START Excerpted records
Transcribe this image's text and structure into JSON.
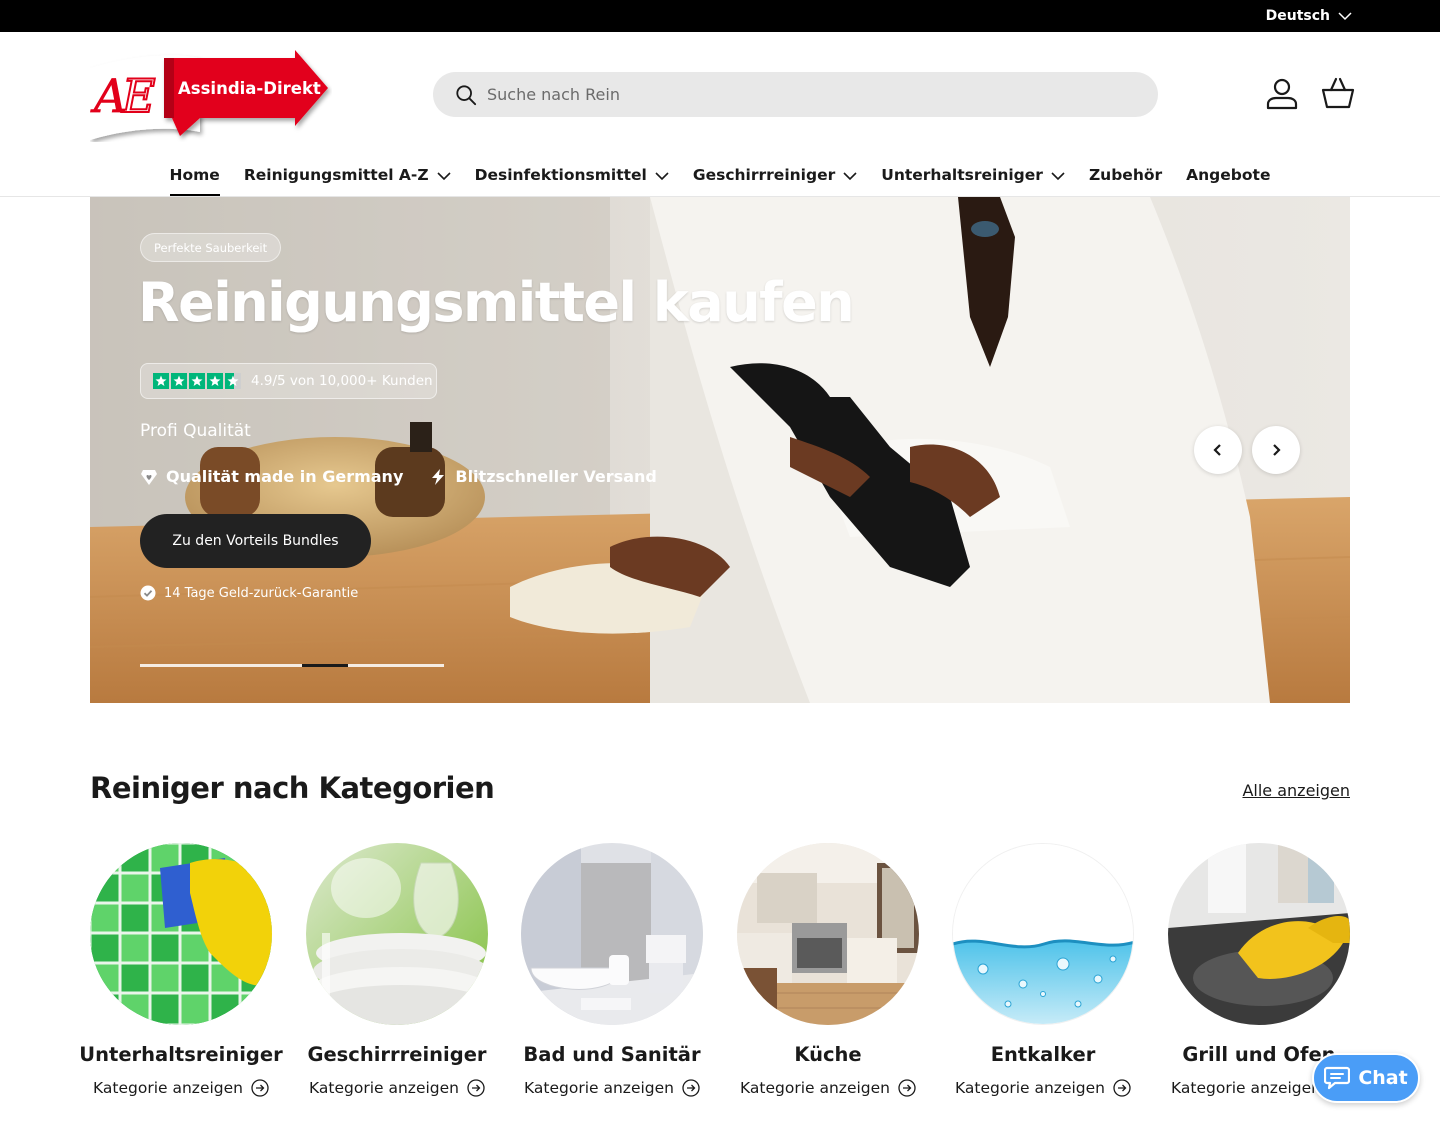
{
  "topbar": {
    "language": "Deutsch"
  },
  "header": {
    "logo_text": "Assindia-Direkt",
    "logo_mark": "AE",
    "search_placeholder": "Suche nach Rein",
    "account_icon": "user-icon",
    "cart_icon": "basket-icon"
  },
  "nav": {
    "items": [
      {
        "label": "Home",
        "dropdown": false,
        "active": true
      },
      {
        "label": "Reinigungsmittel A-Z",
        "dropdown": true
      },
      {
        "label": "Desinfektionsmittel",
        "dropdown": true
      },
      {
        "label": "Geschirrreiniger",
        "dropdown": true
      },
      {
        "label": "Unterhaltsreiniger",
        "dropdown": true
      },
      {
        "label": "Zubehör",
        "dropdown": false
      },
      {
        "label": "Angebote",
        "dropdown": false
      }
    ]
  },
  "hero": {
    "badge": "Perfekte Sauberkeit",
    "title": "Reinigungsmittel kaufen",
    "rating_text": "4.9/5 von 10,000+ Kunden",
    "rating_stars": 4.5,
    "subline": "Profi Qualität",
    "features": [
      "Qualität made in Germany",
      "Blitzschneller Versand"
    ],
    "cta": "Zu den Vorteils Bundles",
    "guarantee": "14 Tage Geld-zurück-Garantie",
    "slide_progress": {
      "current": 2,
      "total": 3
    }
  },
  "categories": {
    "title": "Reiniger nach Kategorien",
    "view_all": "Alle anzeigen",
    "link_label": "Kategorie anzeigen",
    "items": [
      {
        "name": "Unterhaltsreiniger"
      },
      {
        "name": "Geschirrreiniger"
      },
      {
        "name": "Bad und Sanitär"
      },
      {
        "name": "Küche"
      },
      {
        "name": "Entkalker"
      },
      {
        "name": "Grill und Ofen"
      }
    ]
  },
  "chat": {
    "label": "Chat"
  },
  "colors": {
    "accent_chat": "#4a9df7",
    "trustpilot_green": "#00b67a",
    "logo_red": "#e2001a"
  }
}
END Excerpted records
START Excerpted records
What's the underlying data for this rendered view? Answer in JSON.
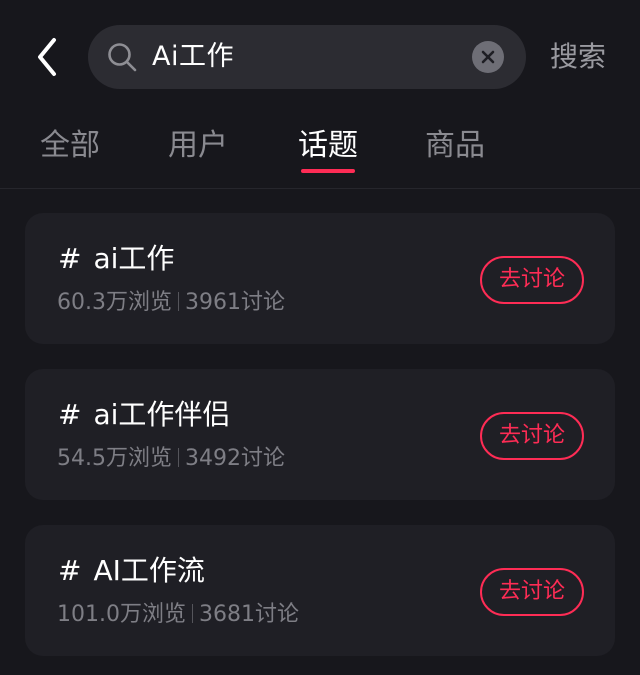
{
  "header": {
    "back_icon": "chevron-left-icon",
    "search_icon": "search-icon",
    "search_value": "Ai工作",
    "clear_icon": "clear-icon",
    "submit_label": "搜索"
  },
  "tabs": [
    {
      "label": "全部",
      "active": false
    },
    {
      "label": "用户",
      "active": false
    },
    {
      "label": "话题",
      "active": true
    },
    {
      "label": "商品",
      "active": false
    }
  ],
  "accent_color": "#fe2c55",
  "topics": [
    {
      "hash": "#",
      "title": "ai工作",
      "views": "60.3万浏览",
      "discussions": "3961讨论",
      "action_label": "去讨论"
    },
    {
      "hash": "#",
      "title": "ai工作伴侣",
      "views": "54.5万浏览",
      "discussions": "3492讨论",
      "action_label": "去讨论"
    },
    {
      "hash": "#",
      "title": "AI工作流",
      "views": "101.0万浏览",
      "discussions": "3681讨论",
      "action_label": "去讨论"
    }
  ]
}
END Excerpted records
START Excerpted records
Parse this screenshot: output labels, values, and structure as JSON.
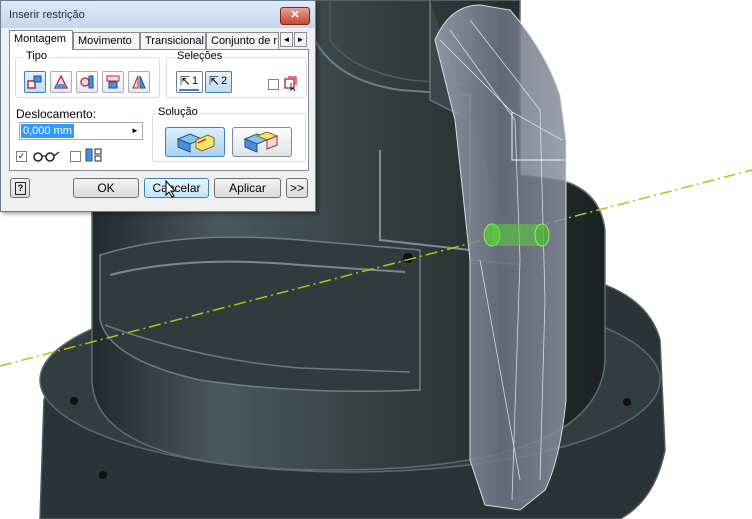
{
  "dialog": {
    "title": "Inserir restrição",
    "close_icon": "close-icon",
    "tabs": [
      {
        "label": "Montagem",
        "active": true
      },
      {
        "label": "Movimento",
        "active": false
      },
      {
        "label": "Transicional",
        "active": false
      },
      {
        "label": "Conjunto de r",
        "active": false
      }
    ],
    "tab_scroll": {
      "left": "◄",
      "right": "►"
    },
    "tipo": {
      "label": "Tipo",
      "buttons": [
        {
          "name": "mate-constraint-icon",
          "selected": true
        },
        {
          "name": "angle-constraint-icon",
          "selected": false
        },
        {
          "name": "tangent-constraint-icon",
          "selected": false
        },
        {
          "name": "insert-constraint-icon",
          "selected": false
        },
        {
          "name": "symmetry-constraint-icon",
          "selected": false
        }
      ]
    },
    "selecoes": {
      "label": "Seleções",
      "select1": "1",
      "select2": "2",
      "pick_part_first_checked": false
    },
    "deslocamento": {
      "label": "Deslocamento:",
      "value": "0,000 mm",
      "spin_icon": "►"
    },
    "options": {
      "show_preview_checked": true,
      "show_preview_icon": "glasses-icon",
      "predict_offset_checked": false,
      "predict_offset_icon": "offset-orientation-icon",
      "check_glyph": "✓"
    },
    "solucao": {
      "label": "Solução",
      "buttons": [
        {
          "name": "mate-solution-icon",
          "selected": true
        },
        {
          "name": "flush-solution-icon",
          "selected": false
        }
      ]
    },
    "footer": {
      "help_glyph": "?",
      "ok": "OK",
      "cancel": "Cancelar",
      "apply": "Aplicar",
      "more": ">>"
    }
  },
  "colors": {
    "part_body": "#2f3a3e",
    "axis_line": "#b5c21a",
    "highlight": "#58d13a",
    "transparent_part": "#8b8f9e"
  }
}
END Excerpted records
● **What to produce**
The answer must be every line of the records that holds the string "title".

● **Response area**
    "title": "Reinigungsmittel kaufen",
    "title": "Reiniger nach Kategorien",
      "title": "ai工作",
      "title": "ai工作伴侣",
      "title": "AI工作流",
    "title": "Inserir restrição",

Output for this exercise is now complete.